I've done it. I've sold the Puma. While I was sad to see such a clean and low mileage car leave my fleet, it was not being used and so makes sense to sell it on.
Of course that leaves a void to fill in the fleet. What could replace it? Well, in the interests of my running reports, I figured many of the sub €1,000 cars are bought as first cars after passing one's test or cheap economical second cars for the family. So that's what I did; I bought a tiny little car with equally tiny running costs. Feel free to have a guess at what it could be and I will reveal all in my first report on it next week!
Meanwhile the Lexus remains as comfortable and reliable as ever. In fact the fuel gauge has started working again, even after a couple of partial fill ups. But I have spent some money on it - I replaced the worn out and smearing wiper blades for new ones. On that note every car I have bought has needed new wipers. If you often squint or think your windscreen smears when it's raining change the wipers; it's a cheap and often neglected part of annual maintenance on many cars.
The Clio has continued to astound with its breath-taking pace and aural assault. In fact I swear it has become even louder. Sadly, unlike the Lexus, the 'little' idiosyncratic issues remain and I don't have much hope of them 'fixing' themselves. I'm still unsure if taking the fragile and temperamental Clio on a 1,000-odd kilometre round trip would be a wise move. If nothing else it will give me smiles all the way, tinnitus once there and a nervous disposition at every small noise and warning light.
The Lexus would be the default, obvious and sensible choice. But this is a road trip and road trips need adventure. Maybe the new addition could stand in. It's a decision I will probably end up making days before I actually leave.
Not having had chance to report on the Puma before, it's only fitting I immortalise it here, on its last run with me. The alloy wheels unique to the 'Black' limited edition still look good once cleaned up. The metallic black paintwork glitters with the metallic flecks once cleaned and polished. The 1.7-litre engine was developed by Yamaha and equipped with variable valve timing produces a respectable 125hp and revs cleanly through the rev range. For a 16-valve engine it is really smooth and does have a slight kick after 5,000rpm due to the variable timing. The gearchange is rifle bolt accurate and the clutch light. With so many road testers already stating how it has one of the best front driving chassis I will just concur. In real world driving it never gave less than 34mpg (8.3 litres/100km), usually in town traffic and traffic light grand prix starts.

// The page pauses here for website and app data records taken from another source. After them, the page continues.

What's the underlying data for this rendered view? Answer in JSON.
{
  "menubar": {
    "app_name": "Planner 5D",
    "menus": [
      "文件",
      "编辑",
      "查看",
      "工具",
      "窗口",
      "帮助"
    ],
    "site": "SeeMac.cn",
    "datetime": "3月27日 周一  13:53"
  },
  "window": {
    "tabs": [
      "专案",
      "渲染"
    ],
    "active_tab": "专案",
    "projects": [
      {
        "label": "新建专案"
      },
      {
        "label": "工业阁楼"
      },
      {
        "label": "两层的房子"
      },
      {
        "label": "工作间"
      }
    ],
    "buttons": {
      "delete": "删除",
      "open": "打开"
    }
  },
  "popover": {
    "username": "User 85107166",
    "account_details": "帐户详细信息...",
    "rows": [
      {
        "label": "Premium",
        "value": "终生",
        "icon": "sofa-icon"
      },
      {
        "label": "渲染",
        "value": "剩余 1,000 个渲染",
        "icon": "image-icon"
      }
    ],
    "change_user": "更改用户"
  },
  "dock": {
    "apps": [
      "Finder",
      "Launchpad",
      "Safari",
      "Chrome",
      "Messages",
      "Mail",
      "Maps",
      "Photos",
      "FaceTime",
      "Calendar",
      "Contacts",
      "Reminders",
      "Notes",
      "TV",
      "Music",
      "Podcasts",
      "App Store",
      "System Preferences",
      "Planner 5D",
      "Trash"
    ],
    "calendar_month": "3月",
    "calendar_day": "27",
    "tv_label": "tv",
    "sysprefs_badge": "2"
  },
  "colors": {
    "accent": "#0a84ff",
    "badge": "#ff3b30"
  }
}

It averaged over 40mpg on a run with a steady throttle.
All the usual Puma faults were gladly absent, so no rusty rear arches, shot suspension bushes or worn wheel bearings, scored front brake discs or accident damage. I always get a Cartell.ie report on every car I buy, as for the sake of a few euro you get peace of mind and can confirm the details, mileage and that there is no outstanding finance or that its been nicked.
Some of the typical Puma foibles that you can't escape though are the feeble air conditioning (where fitted). Also, the projector headlights on these look great but give an awful light spread on the road. I had the adjustment checked and even purchased some 'Super Brilliance' brighter-than-normal headlight bulbs. The performance was still pretty bad. Combined with worn wipers, night driving was a white knuckle ride for the first week of my ownership.
In the 12 months I owned it I only ever had to replace consumables like tyres, brake pads and gave it a service. In between services it could use a few litres of semi-synthetic oil though, so you had to keep an eye on the level and keep it topped up, especially if regularly enjoying that smooth performance. In fact the only real issue that arose was the washer jets became blocked, hardly a first world problem, but a minor inconvenience all the same.